I could never reconcile my vocation as educator with their tactics of disrupting and destroying the educational ambit.

When the dust settled, adherents to this scorched-earth policy became subject advisers and drivers of an educational system that lay in tatters.

The best teachers had faded into the ignominy of early retirement.

Then there is the Western Cape Education Department. They are part of the negotiated peace that cunningly included sunset clauses.

They drive an education system that castrates teachers.

Under the banner of equal rights they polemicise the thuggery that learners take as political licence.

They emasculate educators who stand for basic educational principles such as trust, authority, curricular competence, seniority, experience and maturity.

They protect governing bodies that function outside the specialised knowledge required to address the real educational needs of the school.

I question their policy of not stepping in when a teacher, rogue or principled, is a governing body appointment.

The pathetic programme of counselling and comfort after the tragedy has occurred needs to be substituted with meaningful planning and engagement to prevent these abominable acts.

This kind of action gives undeserved credence to a flawed constitution that demands loyalty for itself rather than for faith-based morality.

I turn to the government of the day. Your first priority is house-keeping. You are empowered to collect taxes. This money should be used to nurture the futures, that is, the children, into good citizenship that can address, improve or correct your period of governance, good or bad.

Instead of this, you politicise language, race, gender, humanity, childhood, motherhood – in a word, everything.

It’s not about the ANC. It’s about good living and sound morals. You are not a substitute for God. You were elected to govern fairly. You were voted in. You can be voted out.

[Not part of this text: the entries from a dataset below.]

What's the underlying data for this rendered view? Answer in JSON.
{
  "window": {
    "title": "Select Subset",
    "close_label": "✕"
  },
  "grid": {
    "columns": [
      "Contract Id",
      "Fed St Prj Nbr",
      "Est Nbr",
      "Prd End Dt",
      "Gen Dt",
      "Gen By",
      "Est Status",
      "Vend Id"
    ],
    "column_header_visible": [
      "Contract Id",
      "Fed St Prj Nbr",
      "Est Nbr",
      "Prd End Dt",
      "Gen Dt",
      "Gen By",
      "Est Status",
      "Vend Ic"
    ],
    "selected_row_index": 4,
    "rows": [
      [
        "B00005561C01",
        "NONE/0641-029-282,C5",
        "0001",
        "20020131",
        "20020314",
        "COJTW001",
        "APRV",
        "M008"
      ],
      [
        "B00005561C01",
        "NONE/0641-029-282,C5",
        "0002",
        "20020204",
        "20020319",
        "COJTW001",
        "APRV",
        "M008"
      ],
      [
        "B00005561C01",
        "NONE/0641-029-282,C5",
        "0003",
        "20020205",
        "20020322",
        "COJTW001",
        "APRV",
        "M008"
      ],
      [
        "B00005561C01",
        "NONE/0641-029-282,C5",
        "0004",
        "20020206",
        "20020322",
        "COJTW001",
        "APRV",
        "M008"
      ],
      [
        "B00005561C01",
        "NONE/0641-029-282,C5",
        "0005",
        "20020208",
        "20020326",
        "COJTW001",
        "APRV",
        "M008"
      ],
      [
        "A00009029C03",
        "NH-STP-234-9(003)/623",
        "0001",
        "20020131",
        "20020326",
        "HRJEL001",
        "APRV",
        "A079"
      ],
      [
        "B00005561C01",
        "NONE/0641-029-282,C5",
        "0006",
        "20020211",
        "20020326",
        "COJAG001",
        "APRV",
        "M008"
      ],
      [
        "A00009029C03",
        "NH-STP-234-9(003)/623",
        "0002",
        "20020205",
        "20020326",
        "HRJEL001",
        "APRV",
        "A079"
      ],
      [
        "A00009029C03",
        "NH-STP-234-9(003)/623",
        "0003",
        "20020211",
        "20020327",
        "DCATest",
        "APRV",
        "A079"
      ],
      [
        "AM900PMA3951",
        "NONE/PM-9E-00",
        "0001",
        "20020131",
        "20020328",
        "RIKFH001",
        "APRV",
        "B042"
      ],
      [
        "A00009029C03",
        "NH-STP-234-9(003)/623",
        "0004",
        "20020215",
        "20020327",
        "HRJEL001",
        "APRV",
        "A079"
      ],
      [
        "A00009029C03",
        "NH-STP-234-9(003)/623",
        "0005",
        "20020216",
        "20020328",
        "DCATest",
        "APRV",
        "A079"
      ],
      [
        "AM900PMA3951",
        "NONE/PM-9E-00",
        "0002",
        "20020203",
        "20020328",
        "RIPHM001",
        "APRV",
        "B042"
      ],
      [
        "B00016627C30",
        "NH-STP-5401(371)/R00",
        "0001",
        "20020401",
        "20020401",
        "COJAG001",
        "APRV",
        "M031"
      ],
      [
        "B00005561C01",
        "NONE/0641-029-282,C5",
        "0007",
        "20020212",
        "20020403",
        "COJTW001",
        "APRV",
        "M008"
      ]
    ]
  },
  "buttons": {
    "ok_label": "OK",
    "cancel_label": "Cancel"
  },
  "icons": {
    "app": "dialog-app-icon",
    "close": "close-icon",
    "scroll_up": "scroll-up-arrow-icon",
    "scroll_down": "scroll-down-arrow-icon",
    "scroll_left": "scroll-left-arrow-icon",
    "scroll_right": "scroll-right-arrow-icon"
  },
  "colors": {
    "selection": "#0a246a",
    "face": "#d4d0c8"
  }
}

Finally, teachers and parents. Reclaim your authority in your respective domains. Reward good behaviour. Punish bad. It is your right, not enshrined in a man-made constitution, but in the commandments of God Himself.